## Data extracted from a collection
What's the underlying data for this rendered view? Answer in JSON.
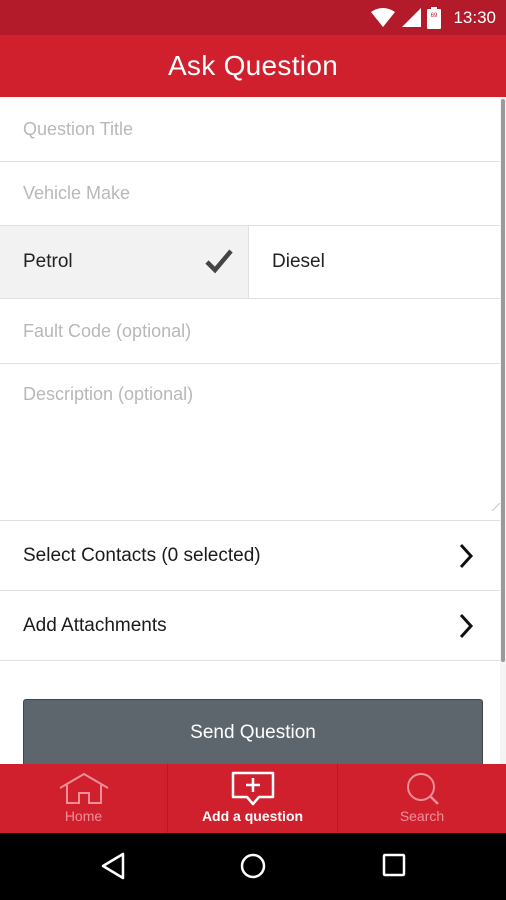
{
  "status_bar": {
    "time": "13:30",
    "battery_level": "69",
    "icons": [
      "wifi-icon",
      "cell-signal-icon",
      "battery-icon"
    ]
  },
  "header": {
    "title": "Ask Question"
  },
  "form": {
    "question_title_placeholder": "Question Title",
    "vehicle_make_placeholder": "Vehicle Make",
    "fuel_options": [
      {
        "label": "Petrol",
        "selected": true
      },
      {
        "label": "Diesel",
        "selected": false
      }
    ],
    "fault_code_placeholder": "Fault Code (optional)",
    "description_placeholder": "Description (optional)",
    "select_contacts_label": "Select Contacts (0 selected)",
    "add_attachments_label": "Add Attachments",
    "send_button_label": "Send Question"
  },
  "tab_bar": {
    "tabs": [
      {
        "label": "Home",
        "icon": "home-icon",
        "active": false
      },
      {
        "label": "Add a question",
        "icon": "add-question-icon",
        "active": true
      },
      {
        "label": "Search",
        "icon": "search-icon",
        "active": false
      }
    ]
  },
  "system_nav": {
    "icons": [
      "back-icon",
      "home-circle-icon",
      "recents-icon"
    ]
  },
  "colors": {
    "status_bar": "#b31b2a",
    "brand_red": "#d0202e",
    "send_button": "#5d666c",
    "placeholder_text": "#b8b8b8",
    "inactive_tab_text": "#f08f97"
  }
}
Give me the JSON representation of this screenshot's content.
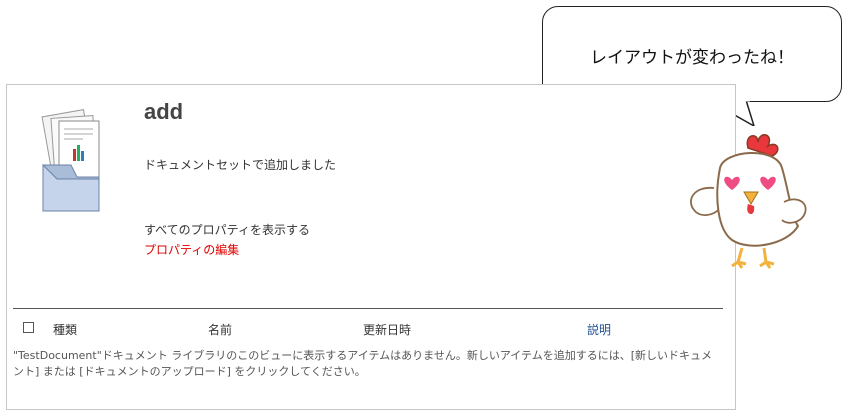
{
  "document": {
    "title": "add",
    "description": "ドキュメントセットで追加しました",
    "show_properties_link": "すべてのプロパティを表示する",
    "edit_properties_link": "プロパティの編集"
  },
  "list": {
    "columns": [
      "種類",
      "名前",
      "更新日時",
      "説明"
    ],
    "empty_message": "\"TestDocument\"ドキュメント ライブラリのこのビューに表示するアイテムはありません。新しいアイテムを追加するには、[新しいドキュメント] または [ドキュメントのアップロード] をクリックしてください。"
  },
  "annotation": {
    "bubble_text": "レイアウトが変わったね！"
  },
  "colors": {
    "link_red": "#e00000",
    "link_blue": "#1e4f8e",
    "chicken_comb": "#e8383d",
    "chicken_beak": "#f3b23c"
  },
  "icons": [
    "document-set-icon",
    "chicken-mascot-icon"
  ]
}
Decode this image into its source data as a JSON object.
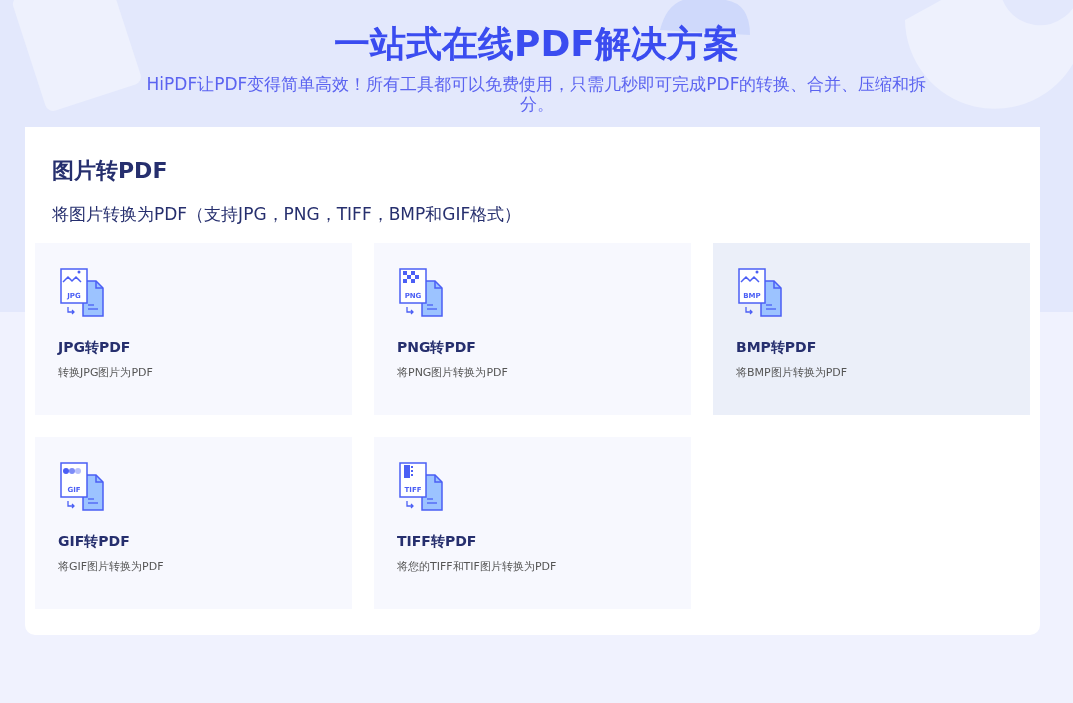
{
  "hero": {
    "title": "一站式在线PDF解决方案",
    "subtitle": "HiPDF让PDF变得简单高效！所有工具都可以免费使用，只需几秒即可完成PDF的转换、合并、压缩和拆分。"
  },
  "section": {
    "title": "图片转PDF",
    "description": "将图片转换为PDF（支持JPG，PNG，TIFF，BMP和GIF格式）",
    "tools": [
      {
        "kind": "landscape",
        "badge": "JPG",
        "title": "JPG转PDF",
        "description": "转换JPG图片为PDF",
        "selected": false
      },
      {
        "kind": "checker",
        "badge": "PNG",
        "title": "PNG转PDF",
        "description": "将PNG图片转换为PDF",
        "selected": false
      },
      {
        "kind": "landscape",
        "badge": "BMP",
        "title": "BMP转PDF",
        "description": "将BMP图片转换为PDF",
        "selected": true
      },
      {
        "kind": "dots",
        "badge": "GIF",
        "title": "GIF转PDF",
        "description": "将GIF图片转换为PDF",
        "selected": false
      },
      {
        "kind": "bars",
        "badge": "TIFF",
        "title": "TIFF转PDF",
        "description": "将您的TIFF和TIF图片转换为PDF",
        "selected": false
      }
    ]
  }
}
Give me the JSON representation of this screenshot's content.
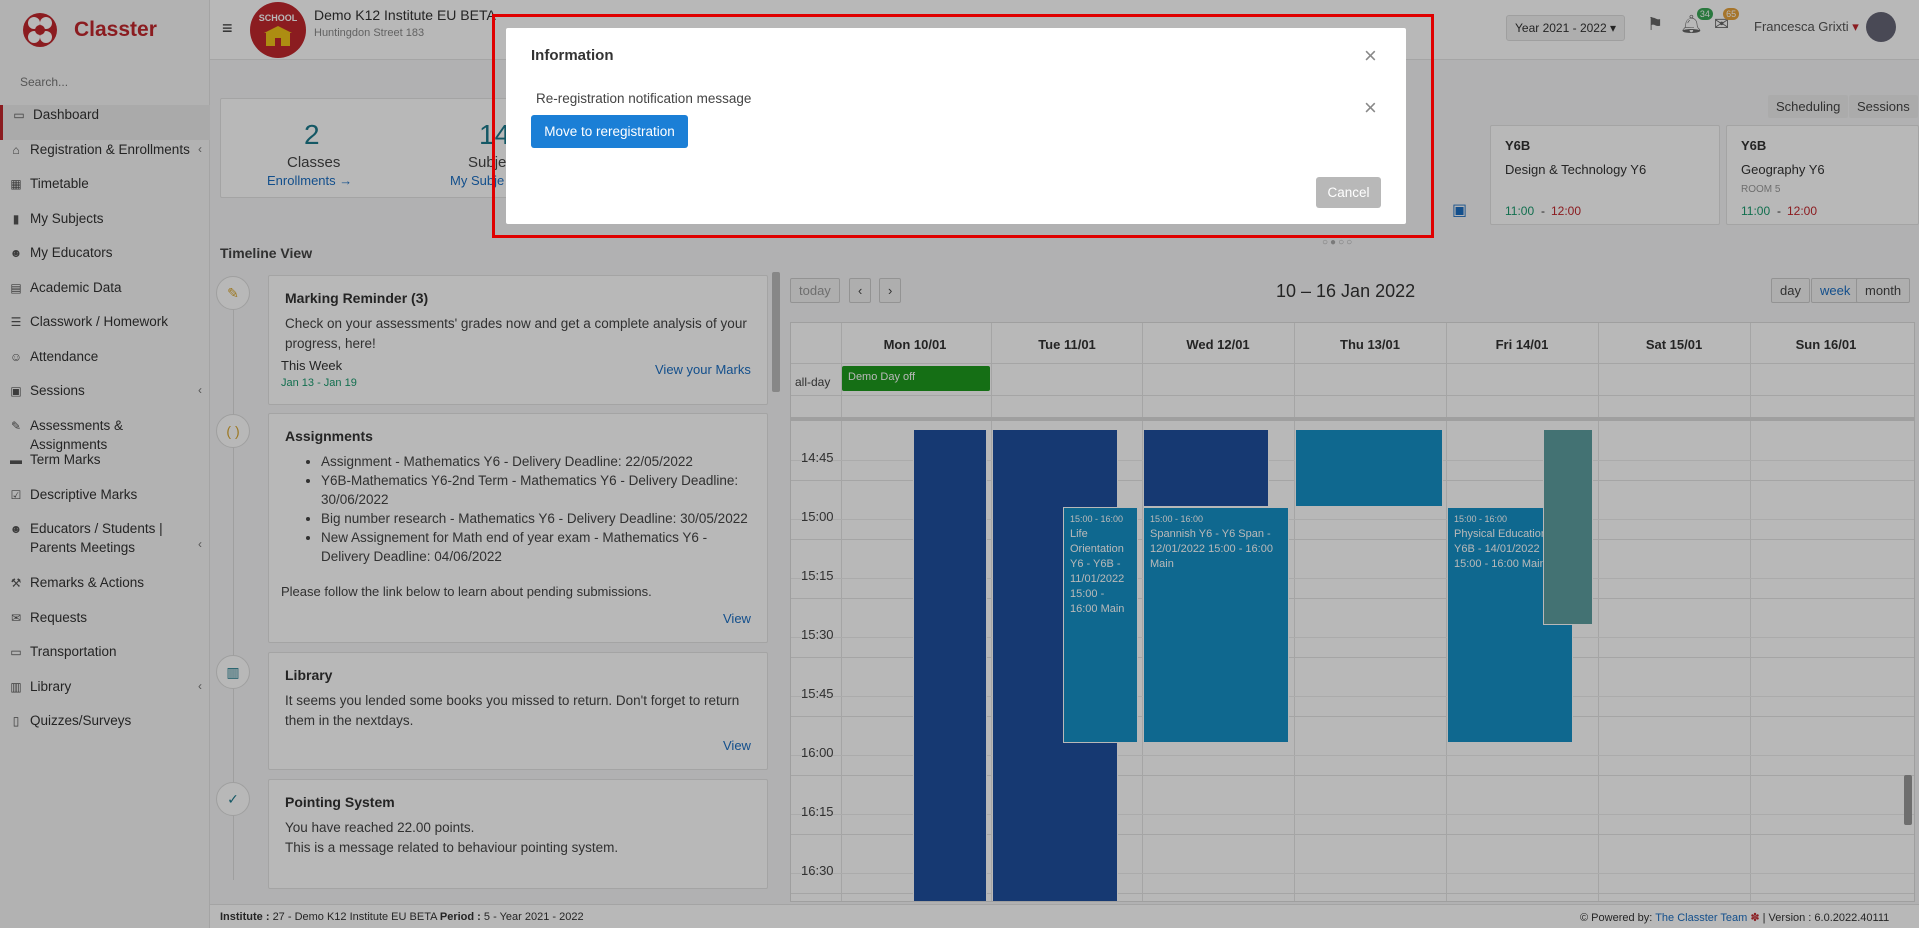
{
  "app": {
    "brand": "Classter"
  },
  "sidebar": {
    "search_placeholder": "Search...",
    "items": [
      {
        "label": "Dashboard",
        "icon": "laptop-icon",
        "active": true
      },
      {
        "label": "Registration & Enrollments",
        "icon": "institution-icon",
        "chevron": true
      },
      {
        "label": "Timetable",
        "icon": "calendar-icon"
      },
      {
        "label": "My Subjects",
        "icon": "book-icon"
      },
      {
        "label": "My Educators",
        "icon": "users-icon"
      },
      {
        "label": "Academic Data",
        "icon": "id-card-icon"
      },
      {
        "label": "Classwork / Homework",
        "icon": "list-icon"
      },
      {
        "label": "Attendance",
        "icon": "user-check-icon"
      },
      {
        "label": "Sessions",
        "icon": "chalkboard-icon",
        "chevron": true
      },
      {
        "label": "Assessments & Assignments",
        "icon": "edit-icon"
      },
      {
        "label": "Term Marks",
        "icon": "marks-icon"
      },
      {
        "label": "Descriptive Marks",
        "icon": "check-square-icon"
      },
      {
        "label": "Educators / Students | Parents Meetings",
        "icon": "meeting-icon",
        "chevron": true
      },
      {
        "label": "Remarks & Actions",
        "icon": "gavel-icon"
      },
      {
        "label": "Requests",
        "icon": "envelope-icon"
      },
      {
        "label": "Transportation",
        "icon": "bus-icon"
      },
      {
        "label": "Library",
        "icon": "library-icon",
        "chevron": true
      },
      {
        "label": "Quizzes/Surveys",
        "icon": "clipboard-icon"
      }
    ]
  },
  "header": {
    "school_badge": "SCHOOL",
    "institute_name": "Demo K12 Institute EU BETA",
    "institute_address": "Huntingdon Street 183",
    "year": "Year 2021 - 2022",
    "notif_count": "34",
    "mail_count": "65",
    "user_name": "Francesca Grixti",
    "colors": {
      "notif_badge": "#3aa757",
      "mail_badge": "#e6a23c"
    }
  },
  "stats": [
    {
      "value": "2",
      "label": "Classes",
      "link": "Enrollments →"
    },
    {
      "value": "14",
      "label": "Subje",
      "link": "My Subje"
    }
  ],
  "schedule_tabs": [
    "Scheduling",
    "Sessions"
  ],
  "upcoming": [
    {
      "class": "Y6B",
      "subject": "Design & Technology Y6",
      "room": "",
      "start": "11:00",
      "end": "12:00"
    },
    {
      "class": "Y6B",
      "subject": "Geography Y6",
      "room": "ROOM 5",
      "start": "11:00",
      "end": "12:00"
    }
  ],
  "timeline": {
    "title": "Timeline View",
    "marking": {
      "title": "Marking Reminder (3)",
      "text": "Check on your assessments' grades now and get a complete analysis of your progress, here!",
      "period_label": "This Week",
      "period_range": "Jan 13 - Jan 19",
      "link": "View your Marks"
    },
    "assignments": {
      "title": "Assignments",
      "items": [
        "Assignment - Mathematics Y6 - Delivery Deadline: 22/05/2022",
        "Y6B-Mathematics Y6-2nd Term - Mathematics Y6 - Delivery Deadline: 30/06/2022",
        "Big number research - Mathematics Y6 - Delivery Deadline: 30/05/2022",
        "New Assignement for Math end of year exam - Mathematics Y6 - Delivery Deadline: 04/06/2022"
      ],
      "note": "Please follow the link below to learn about pending submissions.",
      "link": "View"
    },
    "library": {
      "title": "Library",
      "text": "It seems you lended some books you missed to return. Don't forget to return them in the nextdays.",
      "link": "View"
    },
    "pointing": {
      "title": "Pointing System",
      "text1": "You have reached 22.00 points.",
      "text2": "This is a message related to behaviour pointing system."
    }
  },
  "calendar": {
    "today": "today",
    "prev": "‹",
    "next": "›",
    "title": "10 – 16 Jan 2022",
    "views": [
      "day",
      "week",
      "month"
    ],
    "active_view": "week",
    "days": [
      "Mon 10/01",
      "Tue 11/01",
      "Wed 12/01",
      "Thu 13/01",
      "Fri 14/01",
      "Sat 15/01",
      "Sun 16/01"
    ],
    "allday_label": "all-day",
    "allday_event": "Demo Day off",
    "times": [
      "14:45",
      "15:00",
      "15:15",
      "15:30",
      "15:45",
      "16:00",
      "16:15",
      "16:30"
    ],
    "events": {
      "tue": {
        "time": "15:00 - 16:00",
        "text": "Life Orientation Y6 - Y6B - 11/01/2022 15:00 - 16:00 Main"
      },
      "wed": {
        "time": "15:00 - 16:00",
        "text": "Spannish Y6 - Y6 Span - 12/01/2022 15:00 - 16:00 Main"
      },
      "fri": {
        "time": "15:00 - 16:00",
        "text": "Physical Education - Y6B - 14/01/2022 15:00 - 16:00 Main"
      }
    },
    "colors": {
      "dark": "#1f4f9e",
      "teal": "#1591c7",
      "allday": "#1e9a1e",
      "grayteal": "#5e9ea0"
    }
  },
  "modal": {
    "title": "Information",
    "message": "Re-registration notification message",
    "primary_button": "Move to reregistration",
    "cancel_button": "Cancel"
  },
  "footer": {
    "institute_label": "Institute :",
    "institute_value": "27 - Demo K12 Institute EU BETA",
    "period_label": "Period :",
    "period_value": "5 - Year 2021 - 2022",
    "powered_by": "Powered by:",
    "team": "The Classter Team",
    "version": "| Version : 6.0.2022.40111"
  }
}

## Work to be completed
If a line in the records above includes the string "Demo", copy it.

## Written solution
    "institute_name": "Demo K12 Institute EU BETA",
    "allday_event": "Demo Day off",
    "institute_value": "27 - Demo K12 Institute EU BETA",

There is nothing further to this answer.